Mike Straus can’t quite remember how his friendship with Dorothy Beach started; perhaps it was their mutual connection to Texas. Dorothy was a regular shopper at the Downtown store and after a few falls left her less mobile, Mike started to shop for her and deliver her groceries on his way home. They would share tea and cookies, and talk about the news and their kids and grandkids. “Dorothy was a great lady, and I enjoyed spending time with her. The tea and cookies were just icing on the cake,” said Mike. When Dorothy moved into a care facility Mike visited her with one of his grandkids, and he still keeps in touch with one of Dorothy’s children who lives nearby. Their regular visits extended over a period of 4 to 5 years. “I miss Dorothy,” Mike said in closing.

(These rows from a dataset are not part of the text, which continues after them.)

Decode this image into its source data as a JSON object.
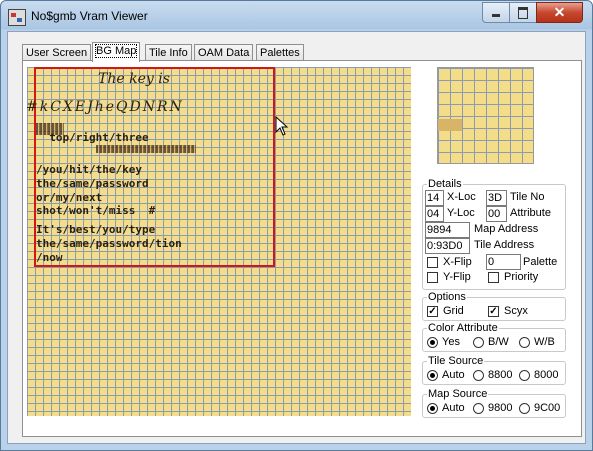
{
  "window": {
    "title": "No$gmb Vram Viewer"
  },
  "tabs": [
    {
      "label": "User Screen",
      "active": false
    },
    {
      "label": "BG Map",
      "active": true
    },
    {
      "label": "Tile Info",
      "active": false
    },
    {
      "label": "OAM Data",
      "active": false
    },
    {
      "label": "Palettes",
      "active": false
    }
  ],
  "map_text": {
    "line1": "The key is",
    "line2": "#kCXEJheQDNRN",
    "line3": "  top/right/three",
    "line4": "/you/hit/the/key",
    "line5": "the/same/password",
    "line6": "or/my/next",
    "line7": "shot/won't/miss  #",
    "line8": "It's/best/you/type",
    "line9": "the/same/password/tion",
    "line10": "/now"
  },
  "details": {
    "legend": "Details",
    "xloc_value": "14",
    "xloc_label": "X-Loc",
    "tileno_value": "3D",
    "tileno_label": "Tile No",
    "yloc_value": "04",
    "yloc_label": "Y-Loc",
    "attr_value": "00",
    "attr_label": "Attribute",
    "map_addr_value": "9894",
    "map_addr_label": "Map Address",
    "tile_addr_value": "0:93D0",
    "tile_addr_label": "Tile Address",
    "xflip_label": "X-Flip",
    "xflip_checked": false,
    "palette_value": "0",
    "palette_label": "Palette",
    "yflip_label": "Y-Flip",
    "yflip_checked": false,
    "priority_label": "Priority",
    "priority_checked": false
  },
  "options": {
    "legend": "Options",
    "grid_label": "Grid",
    "grid_checked": true,
    "scyx_label": "Scyx",
    "scyx_checked": true
  },
  "color_attribute": {
    "legend": "Color Attribute",
    "options": [
      "Yes",
      "B/W",
      "W/B"
    ],
    "selected": "Yes"
  },
  "tile_source": {
    "legend": "Tile Source",
    "options": [
      "Auto",
      "8800",
      "8000"
    ],
    "selected": "Auto"
  },
  "map_source": {
    "legend": "Map Source",
    "options": [
      "Auto",
      "9800",
      "9C00"
    ],
    "selected": "Auto"
  },
  "colors": {
    "map_bg": "#f4dd88",
    "grid": "#8c9ab8",
    "viewport": "#d01818"
  }
}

Offering an umbrella of support for customers and cashiers alike is the store Supervisor. “Supers” are super-capable know-it-alls—in the best possible way! They know the ins and outs of Front End procedures and policies, so they can keep the whole operation flowing. They know how to troubleshoot our finicky Point of Sale system. They know what to do and who to call if something is on the fritz. They are on-site theft patrol. But most of all, they know how to get our member-owners what they need. If there is something a customer wants and we can get it, the Super will make it happen.
Of course, as proud as I am of the Front End team, there wouldn’t be much need for it without our customers. One of the best things about working on this team is YOU—the great people that we have been privileged to serve over the years.
Our community-owned grocery store is truly a work of the community. There are member-owners who have shopped here regularly for 40 years. Some of the relationships and genuine acts of kindness that have occurred here over the years are rather wonderful. It’s not uncommon for a Front Ender to drop off a member’s groceries on the way home from work—purely out of the goodness of her own heart and without need for acknowledgment. One of our own might check in with a regular shopper we haven’t seen for while, just to make sure things are OK. And the outpouring of support from you, our customers, when something unfortunate befalls the Co-op or one of its employees is equally inspirational to me.
It’s really a collection of all these little things that add up to make our beloved cooperative not just for the profit of any one group or person, but to increase the general good for all involved. It’s a collective effort of our community, and it results in the realization of a truly special place.